» Records
○ ○ ○ ○

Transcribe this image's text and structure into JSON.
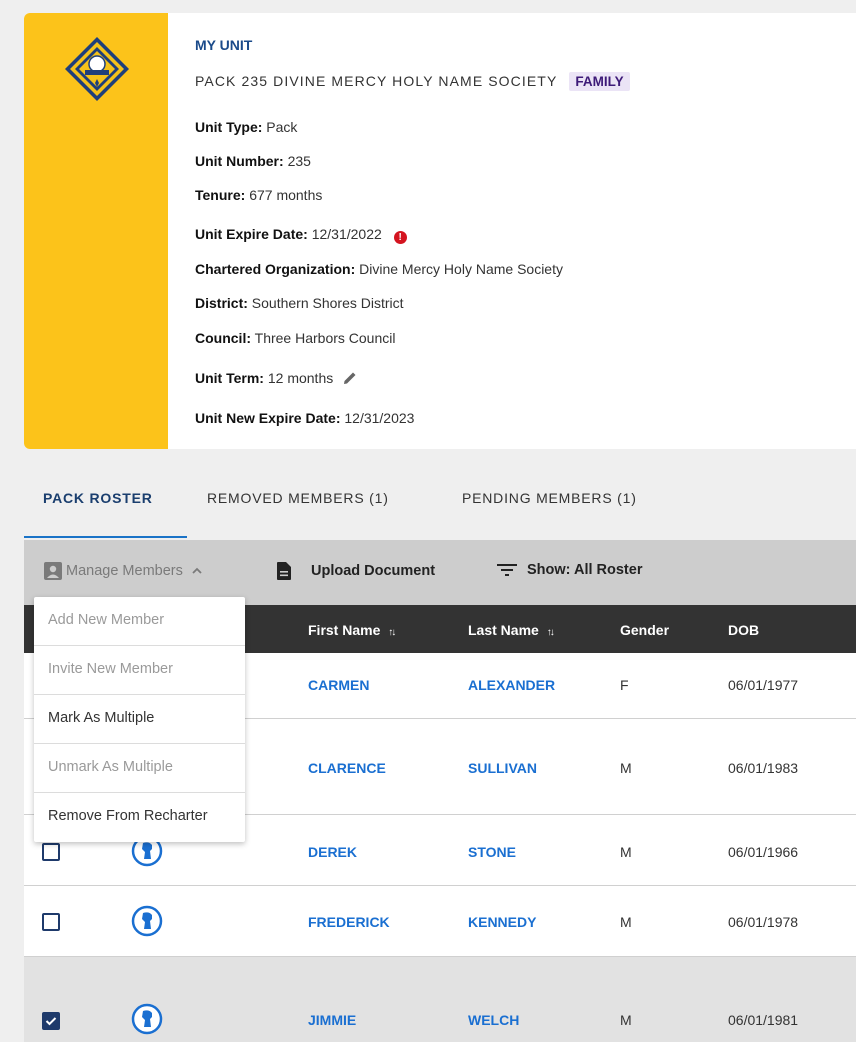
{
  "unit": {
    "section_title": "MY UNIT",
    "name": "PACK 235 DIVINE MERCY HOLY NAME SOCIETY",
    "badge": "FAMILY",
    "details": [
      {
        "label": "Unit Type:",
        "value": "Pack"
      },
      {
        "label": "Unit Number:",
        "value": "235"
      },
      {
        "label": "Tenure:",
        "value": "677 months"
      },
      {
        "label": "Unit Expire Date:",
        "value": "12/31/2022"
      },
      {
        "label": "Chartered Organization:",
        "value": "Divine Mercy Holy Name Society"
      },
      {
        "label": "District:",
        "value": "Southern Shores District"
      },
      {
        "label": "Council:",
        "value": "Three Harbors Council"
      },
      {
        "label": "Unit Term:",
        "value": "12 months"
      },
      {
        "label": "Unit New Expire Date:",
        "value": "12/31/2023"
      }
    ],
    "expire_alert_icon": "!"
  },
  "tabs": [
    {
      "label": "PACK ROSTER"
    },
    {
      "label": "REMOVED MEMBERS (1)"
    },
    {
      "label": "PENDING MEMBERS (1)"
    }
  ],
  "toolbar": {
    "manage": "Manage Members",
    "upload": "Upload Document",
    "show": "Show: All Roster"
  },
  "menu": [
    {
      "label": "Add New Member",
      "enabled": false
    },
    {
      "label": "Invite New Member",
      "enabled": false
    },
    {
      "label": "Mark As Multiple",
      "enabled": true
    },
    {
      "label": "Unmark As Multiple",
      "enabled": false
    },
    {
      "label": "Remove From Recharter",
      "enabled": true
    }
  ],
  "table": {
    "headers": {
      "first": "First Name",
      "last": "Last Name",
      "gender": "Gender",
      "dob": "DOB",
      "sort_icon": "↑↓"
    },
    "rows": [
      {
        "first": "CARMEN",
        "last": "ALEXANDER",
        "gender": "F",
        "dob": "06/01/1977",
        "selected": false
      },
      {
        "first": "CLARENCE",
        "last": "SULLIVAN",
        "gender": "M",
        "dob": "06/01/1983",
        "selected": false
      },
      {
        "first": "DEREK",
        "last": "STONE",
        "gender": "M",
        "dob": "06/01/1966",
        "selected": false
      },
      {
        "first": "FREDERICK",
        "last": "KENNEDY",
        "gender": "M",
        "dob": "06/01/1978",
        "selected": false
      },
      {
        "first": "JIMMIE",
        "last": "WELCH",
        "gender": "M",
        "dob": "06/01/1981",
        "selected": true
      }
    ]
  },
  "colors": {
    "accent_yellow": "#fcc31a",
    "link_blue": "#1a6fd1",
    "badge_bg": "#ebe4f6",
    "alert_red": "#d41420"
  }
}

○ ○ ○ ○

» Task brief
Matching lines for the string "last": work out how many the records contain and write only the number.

» Solution to this task
6